TCT 2016: Women and minorities have a significantly higher risk of death after PCI than white men

Wayne Batchelor
Wayne Batchelor

Data from the PLATINUM DIVERSITY trial, which was presented at the 2016 Transcatheter Cardiovascular Therapeutics (TCT) meeting (29 October–2 November, Washington DC, USA), indicates that the risk of death or myocardial infarction after percutaneous coronary intervention (PCI) is significantly higher among women and minorities than it is among white men. Furthermore, the risk of post-PCI myocardial infarction is significantly increased among minorities.

Wayne Batchelor (Florida State University College of Medicine, Southern Medical Group, Tallahassee, USA) told TCT delegates that the aim of PLATINUM DIVERSITY was to address the lack of available data for women and minorities undergoing PCI, noting that “whites account for 64% of the US population but 85–90% of the PCI volume and patient enrolment in clinical trials”. He added that he and his colleagues sought to determine “if there are significant differences in one-year clinical outcomes between women and minorities compared with white men in the era of second-generation drug-eluting stents”.
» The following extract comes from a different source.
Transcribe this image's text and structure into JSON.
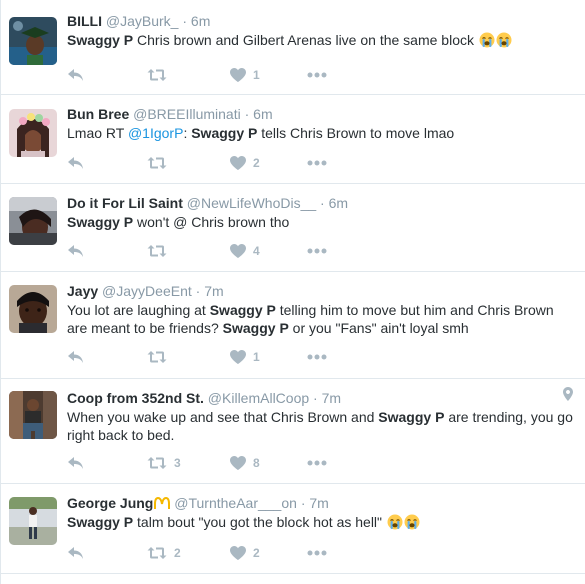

Pooling data from the PLATINUM DIVERSITY cohort (1,501 self-identified female and minority patients) and the Promus Element Plus PAS cohort (2,687 patients), Batchelor et al found 4,188 patients—of these, 1,863 were women, 1,635 were white men, and 1,059 were minorities. All patients had undergone PCI with an everolimus-eluting permanent polymer stent (Promus, Boston Scientific). The primary endpoint was the one-year composite endpoint of death, myocardial infarction, and target vessel myocardial revascularisation. Secondary endpoints include death, myocardial infarction, target vessel revascularisation, a composite of death/myocardial infarction, and a composite of death/probable stent thrombosis.

According to Batchelor, there were significant differences between groups at baseline. Women and minorities were, on average, older, had more diabetes, and had more hypertension than white men whereas white men were more likely to present with acute coronary syndromes.  There were also significant differences in the percentage of patients on dual antiplatelet therapy after PCI, with significantly more white men on dual antiplatelet therapy at 12 months than women or minorities—but Batchelor noted that these differences were “numerically small, only 3%”. Despite these differences, the rate of the primary endpoint was similar among groups—8.6% for women and 9.6% for minorities vs. 7.6% for white men (p=0.33 and p=0.08, respectively).

However, when Batchelor et al examined the individual components of the primary endpoint, they found that death was significantly increased in women (3.4% vs. 2.2% for white men; p=0.04) and there was a trend towards increased myocardial infarction (1.9% vs. 1.1%; p=0.06). For minorities, death (3.7%; p=0.03) and myocardial infarction (3.1%; p=0.0002) were both significantly increased compared with white men. Target vessel revascularisation was not significantly increased in either women or minorities. Given the imbalances in baseline characteristics between the three groups, the investigators performed a prespecified multivariate analysis that showed the combined risk of death and myocardial infarction was still significantly increased in both women (odds ratio 1.6; p=0.01) and in minorities (odds ratio 1.9; p=0.004).

Batchelor commented that because there were no significant differences among groups in the rate of target vessel revascularisation or in the rate of definite/probable stent thrombosis “device failure is unlikely to account for the observed differences”. He added: “These results highlight the heterogeneity conferred by sex and race and suggest further study into the biologic, social, behavioural, and economic factors that impact cardiovascular risk after a drug-eluting stent.”

A second aim of the PLATINUM DIVERSITY trial is, Batchelor reported, to “characterise and evaluate the impact of social/behavioural/economic determinants of health and minorities”.  “A lot factors could be playing a role here [as to why there were differences between groups]. The potential influence social and economic factors will be really interesting to discover,” he concluded.

Batchelor told Cardiovascular News: “PLATINUM DIVERSITY is the first study thus far to use a unique ‘enriched enrolment’ design to help close a longstanding research gap that exists within interventional cardiology. My hope is that this will help provide a catalyst for other stakeholders involved in cardiovascular research to be more creative in the way we design and perform clinical cardiovascular outcomes studies that are more reflective of the US population.”